> [REQUIRED WORK]: Determine the number of lines in the listing below that hold the word "Remain". Write the number alone.

/---

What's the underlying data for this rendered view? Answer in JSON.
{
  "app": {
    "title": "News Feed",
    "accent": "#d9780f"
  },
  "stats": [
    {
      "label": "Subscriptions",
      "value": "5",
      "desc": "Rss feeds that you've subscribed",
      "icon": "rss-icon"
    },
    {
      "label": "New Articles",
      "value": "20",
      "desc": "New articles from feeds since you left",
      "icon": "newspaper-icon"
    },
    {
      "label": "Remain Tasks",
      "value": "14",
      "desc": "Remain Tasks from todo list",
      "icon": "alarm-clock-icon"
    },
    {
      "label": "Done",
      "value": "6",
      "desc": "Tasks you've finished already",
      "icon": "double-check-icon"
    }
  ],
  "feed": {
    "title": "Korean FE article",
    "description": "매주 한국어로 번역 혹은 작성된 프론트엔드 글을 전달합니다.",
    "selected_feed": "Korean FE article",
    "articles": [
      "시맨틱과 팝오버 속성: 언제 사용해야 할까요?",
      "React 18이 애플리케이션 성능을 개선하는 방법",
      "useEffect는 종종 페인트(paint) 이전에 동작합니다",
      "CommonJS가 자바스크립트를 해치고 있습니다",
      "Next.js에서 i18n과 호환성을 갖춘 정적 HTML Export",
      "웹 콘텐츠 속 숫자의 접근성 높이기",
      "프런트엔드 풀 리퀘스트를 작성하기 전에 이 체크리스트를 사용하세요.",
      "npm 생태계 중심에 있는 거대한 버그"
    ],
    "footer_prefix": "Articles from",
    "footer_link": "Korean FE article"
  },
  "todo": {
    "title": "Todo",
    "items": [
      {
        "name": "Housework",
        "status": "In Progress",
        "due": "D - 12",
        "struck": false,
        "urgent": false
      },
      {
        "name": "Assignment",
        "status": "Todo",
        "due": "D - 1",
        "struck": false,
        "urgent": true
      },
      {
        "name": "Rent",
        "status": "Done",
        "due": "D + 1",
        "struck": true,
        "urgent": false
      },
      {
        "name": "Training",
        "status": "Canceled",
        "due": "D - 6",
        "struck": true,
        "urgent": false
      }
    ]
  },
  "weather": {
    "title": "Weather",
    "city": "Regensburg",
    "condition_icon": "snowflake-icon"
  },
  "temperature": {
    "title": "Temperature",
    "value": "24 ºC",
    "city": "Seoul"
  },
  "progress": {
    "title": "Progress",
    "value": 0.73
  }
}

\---

> [ANSWER FOR THIS EXERCISE]: 2